If your bitch has not had a season it is not likely that the aggression has a hormonal cause, so spaying will not help. It may, in fact, worsen the situation as some bitches quieten as sexual hormones come into play. It is very important that you seek advice from a vet or behaviourist about any aggression before deciding about neutering your bitch.

I have read of a link between early neutering and bone cancer in large dogs. Do I need to worry?

We would recommend that any owner of a large breed dog prone to bone cancer (such as Rottweilers, Mastiffs and Great Danes) discuss this with their vet as it may be wise to allow the dog to reach skeletal maturity (ie. stop growing) before neutering.

Males

This operation is called a dog castration. Your dog will be in the clinic for just the day. Under general anaesthesia an incision will be made in front of his scrotum and both testicles removed. The wound will then be stitched. Pain relief is provided. Most dogs are acting normally again by the next afternoon. There may be slight post-operative swelling of the scrotum but this should resolve quickly. Your dog will be checked seven to ten days after the surgery. You will need to restrict his exercise until this time.

The Benefits of Neutering your Dog

  • Testicular tumours are common in older entire males.
  • Prostatitis (inflammation of the prostrate) is a painful and debilitating condition. The male hormone, testosterone, is responsible for causing the disease so castration prevents this disease.
  • Reduced chances of a perineal hernia – this occurs in entire male dogs when there is a split in the muscles beside the rectum.
  • Anal adenomas are benign tumours that occur around the anus of entire male dogs. They are caused by testosterone so again castration stops them occurring.
  • Entire male dogs are more likely to escape and so are at a higher risk of becoming lost or involved in road traffic accidents.
  • If an entire male dog can smell a bitch in season it can be very stressful for him.
  • Unsociable behaviour such as mounting behaviour of other dogs or people is less likely.
  • Certain types of aggression can be exacerbated by testosterone. It is much better to prevent behavioural problems by early neutering, but with some nervous dogs we may advise delaying
  • neutering. Any behavioural problems need to be discussed with a vet before neutering.

When to Neuter a Male Dog

To prevent behavioural problems it is recommended to neuter male dogs before they are sexually mature. This is between six and nine months of age depending upon the breed. Please ask your vet or nurse specifically about your dog.
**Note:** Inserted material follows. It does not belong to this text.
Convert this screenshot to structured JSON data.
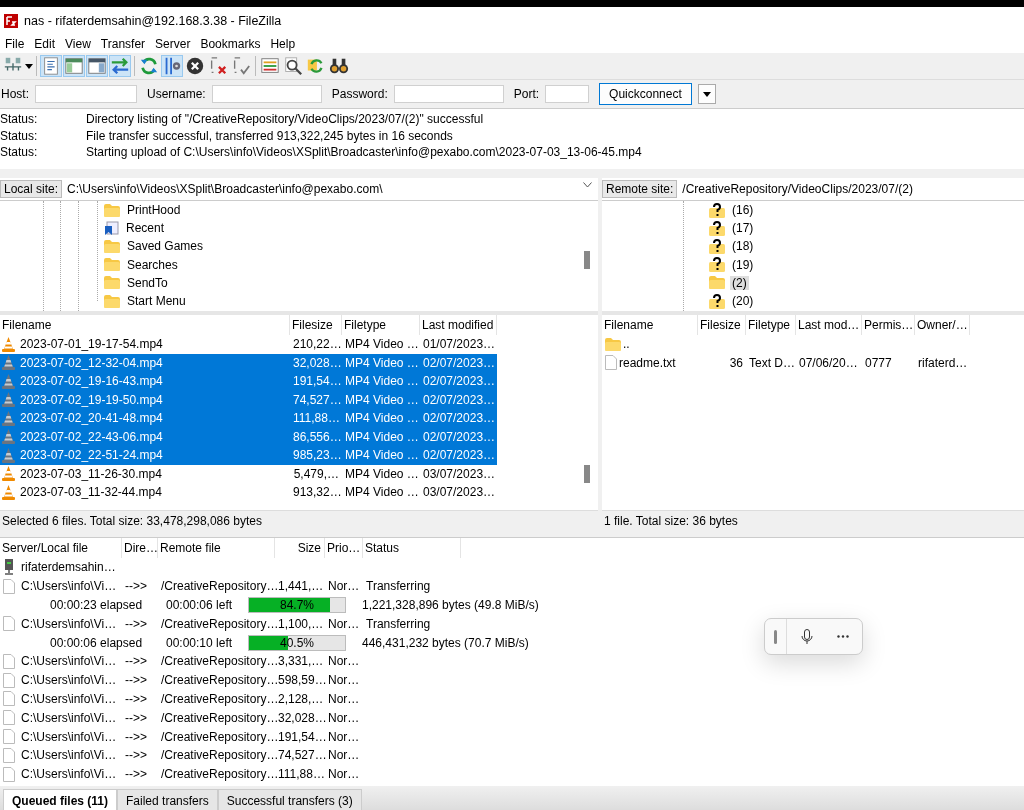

For prevention of disease the timing of castration is less important.

Frequently asked Questions

Will my dog get fat and slow down if I have him castrated?

Neutering does not cause weight gain. Inappropriate feeding does. He may need a reduction in the amount of food give after he is castrated and we will advise where necessary.

I’m worried that castrating my dog early will stunt his growth

The opposite is actually true. The bones of dogs castrated can grow for longer and therefore make the dog taller.

My puppy is starting to become aggressive. Will neutering him stop this?

The results from castrating aggressive dogs can vary so it is important that you talk to your vet or behaviourist about any aggression prior to having your dog castrated.

I have heard that my dog’s fur may go frizzy if I have him castrated. Is this true?

Certain breads, for example Springer Spaniels and Golden Retrievers may have a change in the type of fur they produce after neutering. This is a cosmetic change and not related to disease.

I am worried about allowing my dog to go under anaesthetic.

We use extremely safe anaesthetic agents to provide the best care of your dog. There is risk associated with any anaesthetic but this is tiny in a young healthy animal. The risks do however become greater with age and illness. This is why we recommend that dogs are castrated when they are younger.

I have read of a link between early neutering and bone cancer in large dogs. Do I need to worry?

We would recommend that any owner of a large breed dog prone to bone cancer (such as Rottweilers, Mastiffs and Great Danes) discuss this with their vet as it may be wise to allow the dog to reach skeletal maturity (ie. stop growing) before neutering.